I have pretty much paused blogging and indeed modelling for the Summer.
In the meantime, I want to define a sense of place for my main baseboard - something clearly identifiably British, but not overtly regional either. I envisage two palettes for the buildings and civil engineering features:
1) Present-day (modern) infrastructure: concrete and steel, occasional brickwork, and cuttings with retaining walls of concrete
2) Remnants of the past: dressed stone and timber, and cuttings in bare rock faces
As I get older and I hope more observant of the railway scene around now and before, I think a freelance setting is actually the most difficult if it is going to convince. This is especially true for a modern scene, where a steel-clad shed is much the same wherever it is in the country.
My scenic setting needs one or two slightly peculiar characteristics, to set it aside from much anywhere else. This might be something a simple as kerb stones painted black and white, or a name of a bus operator; I'm not sure at the moment. I ought to get some cues from the Isle of Man and indeed the island of Sodor.
I am, as it happens and for once in my life, very happy with Fairport. I suspect this worked out because I defined every square inch of the baseboard before I began; I made plenty of adjustments as I went along but the only significant rework was on the crane, to let the model represent a more widespread prototype.

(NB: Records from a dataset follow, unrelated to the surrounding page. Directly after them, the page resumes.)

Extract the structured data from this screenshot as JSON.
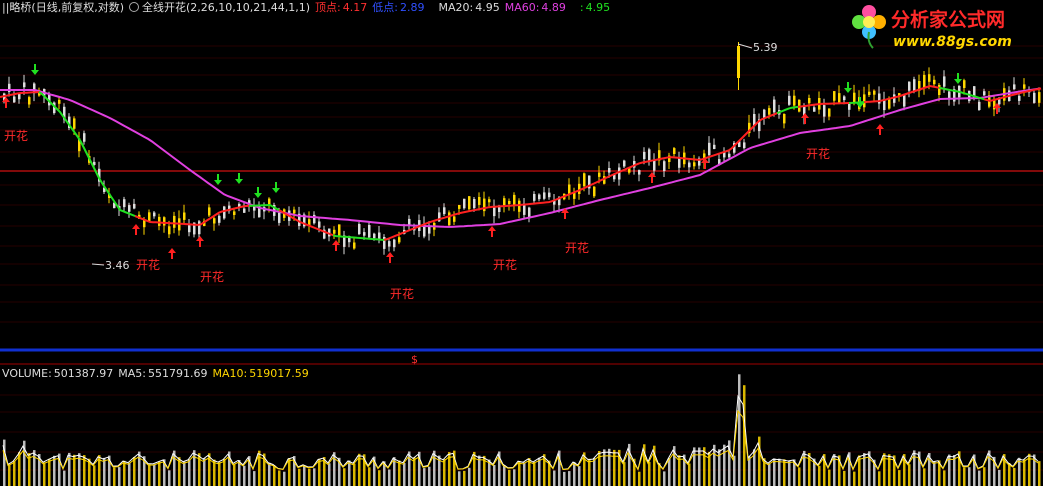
{
  "header": {
    "stock_label": "||略桥(日线,前复权,对数)",
    "indicator_icon": "circle-icon",
    "indicator_label": "全线开花(2,26,10,10,21,44,1,1)",
    "top_label": "顶点:",
    "top_value": "4.17",
    "bottom_label": "低点:",
    "bottom_value": "2.89",
    "ma20_label": "MA20:",
    "ma20_value": "4.95",
    "ma60_label": "MA60:",
    "ma60_value": "4.89",
    "last_label": ":",
    "last_value": "4.95"
  },
  "logo": {
    "title": "分析家公式网",
    "url": "www.88gs.com"
  },
  "divider_marker": "$",
  "volume_header": {
    "volume_label": "VOLUME:",
    "volume_value": "501387.97",
    "ma5_label": "MA5:",
    "ma5_value": "551791.69",
    "ma10_label": "MA10:",
    "ma10_value": "519017.59"
  },
  "colors": {
    "up": "#ffd700",
    "down": "#dddddd",
    "ma_short": "#ff2020",
    "ma_short_alt": "#20e020",
    "ma_long": "#e040e0",
    "buy_arrow": "#ff2020",
    "sell_arrow": "#20e020",
    "grid": "#8b0000",
    "divider_blue": "#1030d0",
    "reference": "#d01010"
  },
  "chart_data": {
    "type": "candlestick",
    "scale": "log",
    "ylim": [
      3.2,
      5.55
    ],
    "reference_line": 4.17,
    "annotations": [
      {
        "text": "5.39",
        "kind": "high"
      },
      {
        "text": "3.46",
        "kind": "low"
      }
    ],
    "signal_label": "开花",
    "signal_labels_count": 8,
    "buy_arrow_count": 14,
    "sell_arrow_count": 8,
    "volume_series": [
      "VOLUME",
      "MA5",
      "MA10"
    ]
  }
}
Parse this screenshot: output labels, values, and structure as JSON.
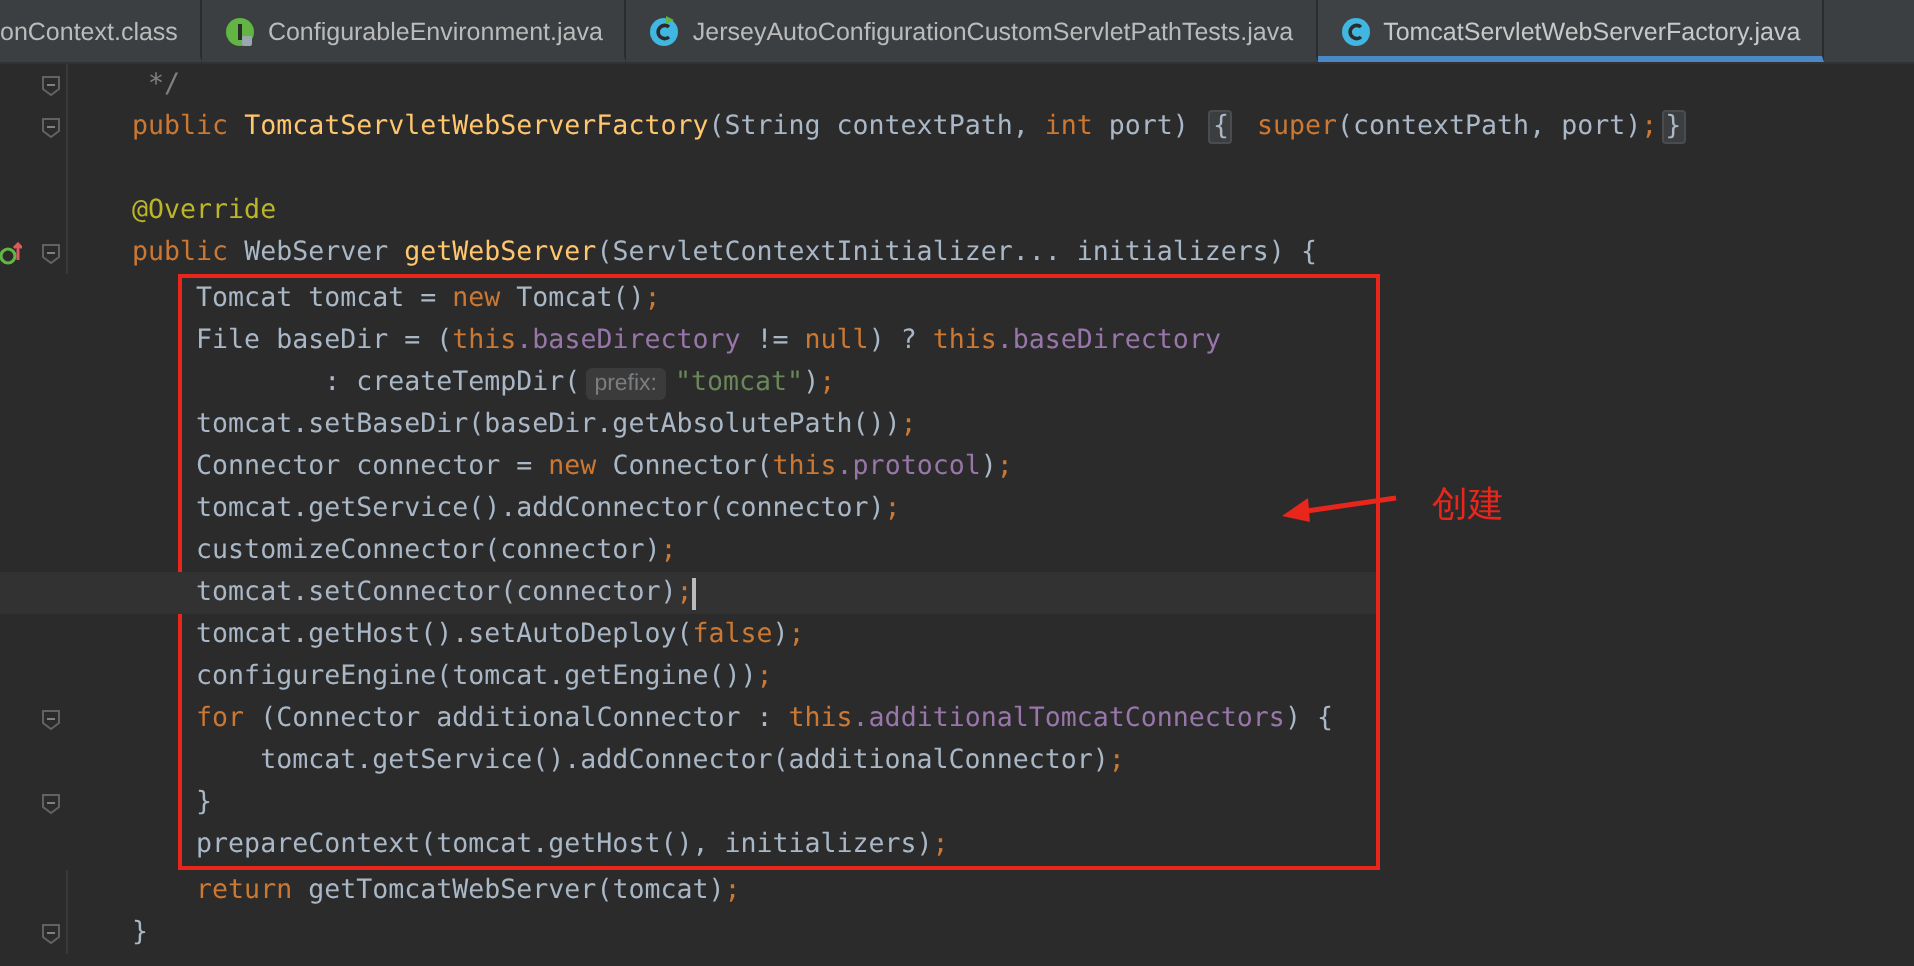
{
  "tabs": [
    {
      "label": "onContext.class",
      "kind": "file",
      "selected": false
    },
    {
      "label": "ConfigurableEnvironment.java",
      "kind": "interface",
      "selected": false
    },
    {
      "label": "JerseyAutoConfigurationCustomServletPathTests.java",
      "kind": "test-class",
      "selected": false
    },
    {
      "label": "TomcatServletWebServerFactory.java",
      "kind": "class",
      "selected": true
    }
  ],
  "editor": {
    "lines_before": [
      {
        "fold": true,
        "override": false,
        "current": false,
        "tokens": [
          {
            "kind": "cm",
            "t": "     */"
          }
        ]
      },
      {
        "fold": true,
        "override": false,
        "current": false,
        "tokens": [
          {
            "kind": "kw",
            "t": "    public "
          },
          {
            "kind": "fn",
            "t": "TomcatServletWebServerFactory"
          },
          {
            "kind": "p",
            "t": "(String contextPath, "
          },
          {
            "kind": "kw",
            "t": "int "
          },
          {
            "kind": "p",
            "t": "port) "
          },
          {
            "kind": "fb",
            "t": "{"
          },
          {
            "kind": "kw",
            "t": " super"
          },
          {
            "kind": "p",
            "t": "(contextPath, port)"
          },
          {
            "kind": "kw",
            "t": ";"
          },
          {
            "kind": "fb",
            "t": "}"
          }
        ]
      },
      {
        "fold": false,
        "override": false,
        "current": false
      },
      {
        "fold": false,
        "override": false,
        "current": false,
        "tokens": [
          {
            "kind": "ann",
            "t": "    @Override"
          }
        ]
      },
      {
        "fold": true,
        "override": true,
        "current": false,
        "tokens": [
          {
            "kind": "kw",
            "t": "    public "
          },
          {
            "kind": "p",
            "t": "WebServer "
          },
          {
            "kind": "fn",
            "t": "getWebServer"
          },
          {
            "kind": "p",
            "t": "(ServletContextInitializer... initializers) {"
          }
        ]
      }
    ],
    "marked_block": {
      "note": "创建",
      "lines": [
        {
          "fold": false,
          "override": false,
          "current": false,
          "tokens": [
            {
              "kind": "p",
              "t": "        Tomcat tomcat = "
            },
            {
              "kind": "kw",
              "t": "new "
            },
            {
              "kind": "p",
              "t": "Tomcat()"
            },
            {
              "kind": "kw",
              "t": ";"
            }
          ]
        },
        {
          "fold": false,
          "override": false,
          "current": false,
          "tokens": [
            {
              "kind": "p",
              "t": "        File baseDir = ("
            },
            {
              "kind": "kw",
              "t": "this"
            },
            {
              "kind": "fld",
              "t": ".baseDirectory"
            },
            {
              "kind": "p",
              "t": " != "
            },
            {
              "kind": "kw",
              "t": "null"
            },
            {
              "kind": "p",
              "t": ") ? "
            },
            {
              "kind": "kw",
              "t": "this"
            },
            {
              "kind": "fld",
              "t": ".baseDirectory"
            }
          ]
        },
        {
          "fold": false,
          "override": false,
          "current": false,
          "tokens": [
            {
              "kind": "p",
              "t": "                : createTempDir("
            },
            {
              "kind": "hint",
              "t": "prefix:"
            },
            {
              "kind": "str",
              "t": "\"tomcat\""
            },
            {
              "kind": "p",
              "t": ")"
            },
            {
              "kind": "kw",
              "t": ";"
            }
          ]
        },
        {
          "fold": false,
          "override": false,
          "current": false,
          "tokens": [
            {
              "kind": "p",
              "t": "        tomcat.setBaseDir(baseDir.getAbsolutePath())"
            },
            {
              "kind": "kw",
              "t": ";"
            }
          ]
        },
        {
          "fold": false,
          "override": false,
          "current": false,
          "tokens": [
            {
              "kind": "p",
              "t": "        Connector connector = "
            },
            {
              "kind": "kw",
              "t": "new "
            },
            {
              "kind": "p",
              "t": "Connector("
            },
            {
              "kind": "kw",
              "t": "this"
            },
            {
              "kind": "fld",
              "t": ".protocol"
            },
            {
              "kind": "p",
              "t": ")"
            },
            {
              "kind": "kw",
              "t": ";"
            }
          ]
        },
        {
          "fold": false,
          "override": false,
          "current": false,
          "tokens": [
            {
              "kind": "p",
              "t": "        tomcat.getService().addConnector(connector)"
            },
            {
              "kind": "kw",
              "t": ";"
            }
          ]
        },
        {
          "fold": false,
          "override": false,
          "current": false,
          "tokens": [
            {
              "kind": "p",
              "t": "        customizeConnector(connector)"
            },
            {
              "kind": "kw",
              "t": ";"
            }
          ]
        },
        {
          "fold": false,
          "override": false,
          "current": true,
          "tokens": [
            {
              "kind": "p",
              "t": "        tomcat.setConnector(connector)"
            },
            {
              "kind": "kw",
              "t": ";"
            }
          ]
        },
        {
          "fold": false,
          "override": false,
          "current": false,
          "tokens": [
            {
              "kind": "p",
              "t": "        tomcat.getHost().setAutoDeploy("
            },
            {
              "kind": "kw",
              "t": "false"
            },
            {
              "kind": "p",
              "t": ")"
            },
            {
              "kind": "kw",
              "t": ";"
            }
          ]
        },
        {
          "fold": false,
          "override": false,
          "current": false,
          "tokens": [
            {
              "kind": "p",
              "t": "        configureEngine(tomcat.getEngine())"
            },
            {
              "kind": "kw",
              "t": ";"
            }
          ]
        },
        {
          "fold": true,
          "override": false,
          "current": false,
          "tokens": [
            {
              "kind": "kw",
              "t": "        for "
            },
            {
              "kind": "p",
              "t": "(Connector additionalConnector : "
            },
            {
              "kind": "kw",
              "t": "this"
            },
            {
              "kind": "fld",
              "t": ".additionalTomcatConnectors"
            },
            {
              "kind": "p",
              "t": ") {"
            }
          ]
        },
        {
          "fold": false,
          "override": false,
          "current": false,
          "tokens": [
            {
              "kind": "p",
              "t": "            tomcat.getService().addConnector(additionalConnector)"
            },
            {
              "kind": "kw",
              "t": ";"
            }
          ]
        },
        {
          "fold": true,
          "override": false,
          "current": false,
          "tokens": [
            {
              "kind": "p",
              "t": "        }"
            }
          ]
        },
        {
          "fold": false,
          "override": false,
          "current": false,
          "tokens": [
            {
              "kind": "p",
              "t": "        prepareContext(tomcat.getHost(), initializers)"
            },
            {
              "kind": "kw",
              "t": ";"
            }
          ]
        }
      ]
    },
    "lines_after": [
      {
        "fold": false,
        "override": false,
        "current": false,
        "tokens": [
          {
            "kind": "kw",
            "t": "        return "
          },
          {
            "kind": "p",
            "t": "getTomcatWebServer(tomcat)"
          },
          {
            "kind": "kw",
            "t": ";"
          }
        ]
      },
      {
        "fold": true,
        "override": false,
        "current": false,
        "tokens": [
          {
            "kind": "p",
            "t": "    }"
          }
        ]
      }
    ]
  }
}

The main baseboard is supposedly representing three intertwined micros. Three distinct locations, all separated and yet held together by the landscape around them. Possibly a bit of a tall order in one square metre, but I can only try.